# [EXERCISE DIRECTIONS]
For each line in the data below that holds "Параметр", return a copy.
(Beginning of PROVIDED DATA)
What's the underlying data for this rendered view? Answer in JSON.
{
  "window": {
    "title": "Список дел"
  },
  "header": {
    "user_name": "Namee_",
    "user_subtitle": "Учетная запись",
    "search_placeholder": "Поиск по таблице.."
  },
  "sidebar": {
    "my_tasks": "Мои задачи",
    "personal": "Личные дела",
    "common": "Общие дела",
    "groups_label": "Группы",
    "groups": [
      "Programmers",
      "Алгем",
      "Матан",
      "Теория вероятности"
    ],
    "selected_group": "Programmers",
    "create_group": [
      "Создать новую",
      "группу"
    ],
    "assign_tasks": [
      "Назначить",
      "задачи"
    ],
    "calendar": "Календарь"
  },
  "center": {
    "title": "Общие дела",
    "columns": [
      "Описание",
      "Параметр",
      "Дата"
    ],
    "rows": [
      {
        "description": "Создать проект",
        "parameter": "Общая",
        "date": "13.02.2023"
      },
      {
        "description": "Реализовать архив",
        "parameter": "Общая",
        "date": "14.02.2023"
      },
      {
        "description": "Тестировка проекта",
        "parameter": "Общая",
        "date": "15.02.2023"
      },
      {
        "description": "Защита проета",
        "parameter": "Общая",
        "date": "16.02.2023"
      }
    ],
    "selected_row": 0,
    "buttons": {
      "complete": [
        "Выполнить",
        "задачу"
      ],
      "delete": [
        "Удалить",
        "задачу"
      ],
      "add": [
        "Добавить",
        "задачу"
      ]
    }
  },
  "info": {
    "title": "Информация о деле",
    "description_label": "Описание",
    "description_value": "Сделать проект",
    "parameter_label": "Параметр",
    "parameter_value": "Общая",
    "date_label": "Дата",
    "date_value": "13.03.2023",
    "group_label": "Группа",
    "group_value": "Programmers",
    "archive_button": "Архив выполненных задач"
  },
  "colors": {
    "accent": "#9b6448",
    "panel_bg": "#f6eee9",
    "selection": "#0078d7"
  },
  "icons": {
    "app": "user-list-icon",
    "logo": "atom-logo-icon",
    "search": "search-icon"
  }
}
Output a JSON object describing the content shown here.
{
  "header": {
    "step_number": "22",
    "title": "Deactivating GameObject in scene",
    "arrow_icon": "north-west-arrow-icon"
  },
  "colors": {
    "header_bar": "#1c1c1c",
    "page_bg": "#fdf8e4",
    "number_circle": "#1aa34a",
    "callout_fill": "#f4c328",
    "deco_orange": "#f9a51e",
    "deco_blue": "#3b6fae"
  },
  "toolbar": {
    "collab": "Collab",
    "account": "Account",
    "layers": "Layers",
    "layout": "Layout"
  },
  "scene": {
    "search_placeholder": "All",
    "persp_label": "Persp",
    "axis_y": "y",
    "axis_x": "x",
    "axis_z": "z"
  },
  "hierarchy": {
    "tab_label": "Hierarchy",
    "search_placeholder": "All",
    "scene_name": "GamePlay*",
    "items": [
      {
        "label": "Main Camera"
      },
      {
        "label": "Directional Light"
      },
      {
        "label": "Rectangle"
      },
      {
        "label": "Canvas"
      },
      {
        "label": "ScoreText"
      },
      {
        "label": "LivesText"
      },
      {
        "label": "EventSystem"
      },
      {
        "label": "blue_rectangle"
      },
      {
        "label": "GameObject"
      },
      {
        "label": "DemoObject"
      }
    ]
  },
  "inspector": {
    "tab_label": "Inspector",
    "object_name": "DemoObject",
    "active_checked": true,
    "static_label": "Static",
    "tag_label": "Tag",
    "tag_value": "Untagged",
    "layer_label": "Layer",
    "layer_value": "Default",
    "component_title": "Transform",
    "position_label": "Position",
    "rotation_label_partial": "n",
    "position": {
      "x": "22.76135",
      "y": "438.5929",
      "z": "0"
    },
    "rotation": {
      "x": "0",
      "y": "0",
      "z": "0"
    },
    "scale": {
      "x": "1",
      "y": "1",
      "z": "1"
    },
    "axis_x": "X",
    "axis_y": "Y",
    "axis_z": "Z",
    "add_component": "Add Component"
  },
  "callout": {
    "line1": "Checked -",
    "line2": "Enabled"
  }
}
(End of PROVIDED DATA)
# [WRITTEN RESPONSE]
      "Параметр",
    "parameter_label": "Параметр",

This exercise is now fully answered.